Every line with the word "content" in it should be extracted from the data that follows.
++++++++++
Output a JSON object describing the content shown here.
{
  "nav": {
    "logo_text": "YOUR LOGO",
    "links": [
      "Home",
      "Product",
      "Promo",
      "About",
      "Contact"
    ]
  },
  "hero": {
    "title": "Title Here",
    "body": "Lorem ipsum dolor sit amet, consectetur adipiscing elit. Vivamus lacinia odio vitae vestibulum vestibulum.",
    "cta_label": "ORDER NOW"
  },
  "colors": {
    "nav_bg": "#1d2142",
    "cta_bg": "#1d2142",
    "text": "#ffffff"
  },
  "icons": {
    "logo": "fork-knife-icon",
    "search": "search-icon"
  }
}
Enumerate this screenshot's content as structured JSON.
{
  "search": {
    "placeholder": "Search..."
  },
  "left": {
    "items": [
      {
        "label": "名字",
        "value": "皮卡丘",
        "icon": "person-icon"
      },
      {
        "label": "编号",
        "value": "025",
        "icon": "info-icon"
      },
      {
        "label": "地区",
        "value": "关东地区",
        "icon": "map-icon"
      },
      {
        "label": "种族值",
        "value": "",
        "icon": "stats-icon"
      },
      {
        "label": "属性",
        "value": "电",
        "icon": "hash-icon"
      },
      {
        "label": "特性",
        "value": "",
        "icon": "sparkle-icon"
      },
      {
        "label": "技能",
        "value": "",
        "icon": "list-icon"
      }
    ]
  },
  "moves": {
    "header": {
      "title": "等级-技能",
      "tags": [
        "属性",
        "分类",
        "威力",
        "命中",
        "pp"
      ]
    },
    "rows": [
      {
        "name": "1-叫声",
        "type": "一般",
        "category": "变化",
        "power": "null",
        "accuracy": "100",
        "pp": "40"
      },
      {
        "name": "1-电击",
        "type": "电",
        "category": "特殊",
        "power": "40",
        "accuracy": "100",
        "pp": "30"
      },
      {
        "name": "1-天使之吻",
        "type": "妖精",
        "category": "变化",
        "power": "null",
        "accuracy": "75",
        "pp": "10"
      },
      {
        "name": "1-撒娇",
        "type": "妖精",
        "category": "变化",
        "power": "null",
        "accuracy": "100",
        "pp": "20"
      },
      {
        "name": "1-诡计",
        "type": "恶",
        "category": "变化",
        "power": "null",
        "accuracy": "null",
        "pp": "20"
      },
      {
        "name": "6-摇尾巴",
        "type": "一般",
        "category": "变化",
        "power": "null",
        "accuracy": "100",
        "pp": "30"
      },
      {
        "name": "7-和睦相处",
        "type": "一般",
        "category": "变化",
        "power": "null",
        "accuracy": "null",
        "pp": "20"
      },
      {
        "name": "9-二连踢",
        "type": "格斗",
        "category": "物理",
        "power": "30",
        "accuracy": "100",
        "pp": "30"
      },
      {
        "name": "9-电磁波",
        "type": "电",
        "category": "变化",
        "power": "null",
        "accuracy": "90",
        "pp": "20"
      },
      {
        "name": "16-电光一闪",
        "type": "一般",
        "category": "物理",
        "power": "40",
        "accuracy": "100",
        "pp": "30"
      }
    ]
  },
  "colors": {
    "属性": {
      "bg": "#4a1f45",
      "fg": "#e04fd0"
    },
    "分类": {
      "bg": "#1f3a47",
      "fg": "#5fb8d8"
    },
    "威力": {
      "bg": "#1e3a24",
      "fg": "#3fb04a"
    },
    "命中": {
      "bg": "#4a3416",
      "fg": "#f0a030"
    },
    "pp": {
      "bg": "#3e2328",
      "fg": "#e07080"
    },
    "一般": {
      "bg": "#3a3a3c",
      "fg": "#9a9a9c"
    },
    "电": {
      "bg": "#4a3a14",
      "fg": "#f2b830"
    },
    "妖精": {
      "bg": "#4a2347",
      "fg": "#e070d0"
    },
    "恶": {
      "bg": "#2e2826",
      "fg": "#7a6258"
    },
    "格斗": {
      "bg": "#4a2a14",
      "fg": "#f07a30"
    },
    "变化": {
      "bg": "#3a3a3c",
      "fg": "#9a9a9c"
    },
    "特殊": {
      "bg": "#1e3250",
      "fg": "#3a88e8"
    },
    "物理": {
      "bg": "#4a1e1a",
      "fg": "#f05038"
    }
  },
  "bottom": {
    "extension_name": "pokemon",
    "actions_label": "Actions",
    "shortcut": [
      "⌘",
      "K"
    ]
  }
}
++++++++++
__Your response__.
Output a JSON object describing the content shown here.
Enumerate this screenshot's content as structured JSON.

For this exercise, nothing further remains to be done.